Warren Buffett made himself, and many of his friends and family, a fortune building Berkshire Hathaway Inc. from a struggling textile maker into one of the world’s largest companies.
He also pledged most of his wealth to charity. Buffett’s sister, Roberta Elliott, is following that course, too.
On Tuesday, she made a $106 million bequest to Montage Health Foundation, the parent company of Community Hospital of the Monterey Peninsula in California. The gift will support creating an “innovative approach to child and adolescent behavioral health” in a venture she named Ohana, Hawaiian for “family,” according to a statement.
The donation will go toward construction of a building, called the Ohana House, for inpatient care and outpatient programs like family counseling. A “significant” portion of the money will be placed in an endowment, according to the statement.
Earlier Tuesday, her brother also highlighted his focus on health care. Berkshire announced it was joining forces with Amazon.com Inc. and JPMorgan Chase & Co. to form a non-profit dedicated to improving health care for their employees. In a separate statement, Buffett called rising medical costs in America a “hungry tapeworm” on the U.S. economy.
Elliott, known as Bertie, was an early investor in her brother’s conglomerate and has made other sizable donations in the past. In 2015, she gave more than $100 million to Northwestern University.

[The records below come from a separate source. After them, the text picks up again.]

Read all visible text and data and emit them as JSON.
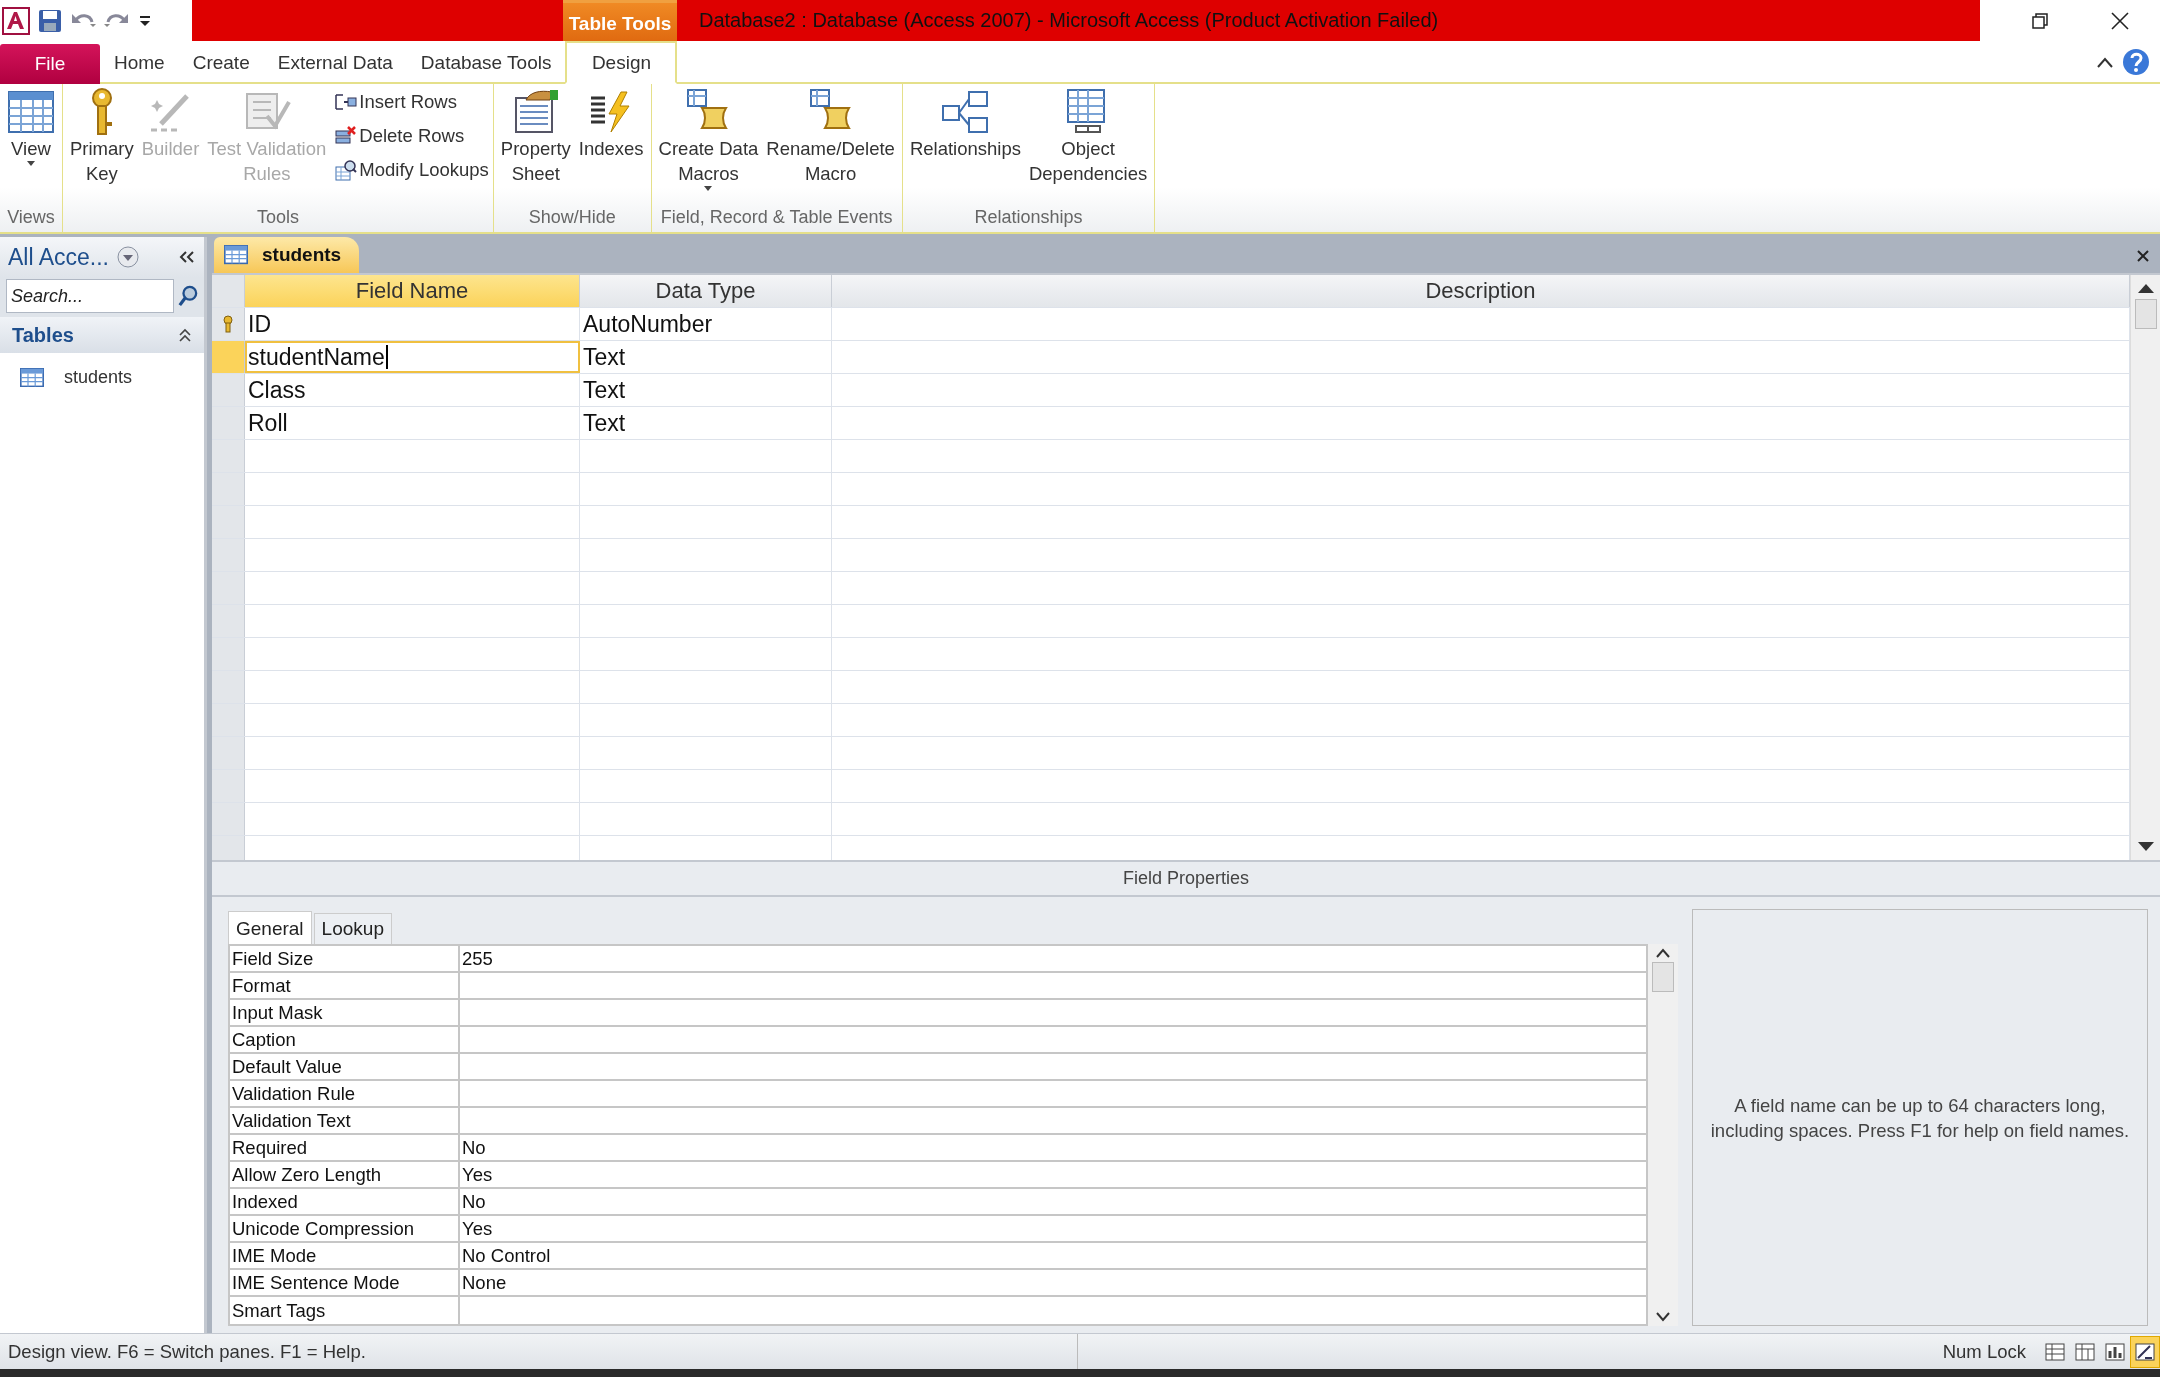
{
  "quick_access": {
    "buttons": [
      {
        "kind": "save"
      },
      {
        "kind": "undo"
      },
      {
        "kind": "redo"
      },
      {
        "kind": "customize"
      }
    ]
  },
  "contextual_tab": {
    "label": "Table Tools"
  },
  "window": {
    "title": "Database2 : Database (Access 2007)  -  Microsoft Access (Product Activation Failed)"
  },
  "ribbon_tabs": [
    {
      "label": "File",
      "selected": false,
      "kind": "file"
    },
    {
      "label": "Home",
      "selected": false,
      "kind": "tab"
    },
    {
      "label": "Create",
      "selected": false,
      "kind": "tab"
    },
    {
      "label": "External Data",
      "selected": false,
      "kind": "tab"
    },
    {
      "label": "Database Tools",
      "selected": false,
      "kind": "tab"
    },
    {
      "label": "Design",
      "selected": true,
      "kind": "tab"
    }
  ],
  "ribbon_groups": [
    {
      "label": "Views",
      "buttons": [
        {
          "kind": "large",
          "label": "View",
          "dropdown": true,
          "disabled": false
        }
      ]
    },
    {
      "label": "Tools",
      "buttons": [
        {
          "kind": "large",
          "label": "Primary\nKey",
          "disabled": false
        },
        {
          "kind": "large",
          "label": "Builder",
          "disabled": true
        },
        {
          "kind": "large",
          "label": "Test Validation\nRules",
          "disabled": true
        },
        {
          "kind": "small",
          "label": "Insert Rows",
          "disabled": false
        },
        {
          "kind": "small",
          "label": "Delete Rows",
          "disabled": false
        },
        {
          "kind": "small",
          "label": "Modify Lookups",
          "disabled": false
        }
      ]
    },
    {
      "label": "Show/Hide",
      "buttons": [
        {
          "kind": "large",
          "label": "Property\nSheet",
          "disabled": false
        },
        {
          "kind": "large",
          "label": "Indexes",
          "disabled": false
        }
      ]
    },
    {
      "label": "Field, Record & Table Events",
      "buttons": [
        {
          "kind": "large",
          "label": "Create Data\nMacros",
          "dropdown": true,
          "disabled": false
        },
        {
          "kind": "large",
          "label": "Rename/Delete\nMacro",
          "disabled": false
        }
      ]
    },
    {
      "label": "Relationships",
      "buttons": [
        {
          "kind": "large",
          "label": "Relationships",
          "disabled": false
        },
        {
          "kind": "large",
          "label": "Object\nDependencies",
          "disabled": false
        }
      ]
    }
  ],
  "navigation_pane": {
    "title": "All Acce...",
    "search": {
      "placeholder": "Search..."
    },
    "group": "Tables",
    "items": [
      {
        "label": "students",
        "selected": false
      }
    ]
  },
  "document_tab": {
    "label": "students"
  },
  "design_grid": {
    "columns": [
      "Field Name",
      "Data Type",
      "Description"
    ],
    "rows": [
      {
        "field_name": "ID",
        "data_type": "AutoNumber",
        "primary_key": true,
        "selected": false
      },
      {
        "field_name": "studentName",
        "data_type": "Text",
        "primary_key": false,
        "selected": true
      },
      {
        "field_name": "Class",
        "data_type": "Text",
        "primary_key": false,
        "selected": false
      },
      {
        "field_name": "Roll",
        "data_type": "Text",
        "primary_key": false,
        "selected": false
      }
    ]
  },
  "field_properties": {
    "title": "Field Properties",
    "tabs": [
      {
        "label": "General",
        "selected": true
      },
      {
        "label": "Lookup",
        "selected": false
      }
    ],
    "rows": [
      {
        "label": "Field Size",
        "value": "255"
      },
      {
        "label": "Format"
      },
      {
        "label": "Input Mask"
      },
      {
        "label": "Caption"
      },
      {
        "label": "Default Value"
      },
      {
        "label": "Validation Rule"
      },
      {
        "label": "Validation Text"
      },
      {
        "label": "Required",
        "value": "No"
      },
      {
        "label": "Allow Zero Length",
        "value": "Yes"
      },
      {
        "label": "Indexed",
        "value": "No"
      },
      {
        "label": "Unicode Compression",
        "value": "Yes"
      },
      {
        "label": "IME Mode",
        "value": "No Control"
      },
      {
        "label": "IME Sentence Mode",
        "value": "None"
      },
      {
        "label": "Smart Tags"
      }
    ],
    "help_text": "A field name can be up to 64 characters long, including spaces. Press F1 for help on field names."
  },
  "status_bar": {
    "text": "Design view.  F6 = Switch panes.  F1 = Help.",
    "indicator": "Num Lock",
    "views": [
      {
        "kind": "datasheet",
        "selected": false
      },
      {
        "kind": "pivottable",
        "selected": false
      },
      {
        "kind": "pivotchart",
        "selected": false
      },
      {
        "kind": "design",
        "selected": true
      }
    ]
  }
}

She and her three daughters established the Berkshire Foundation in 1996. Elliott, 84, has served on Montage Health’s board of trustees, according to the statement.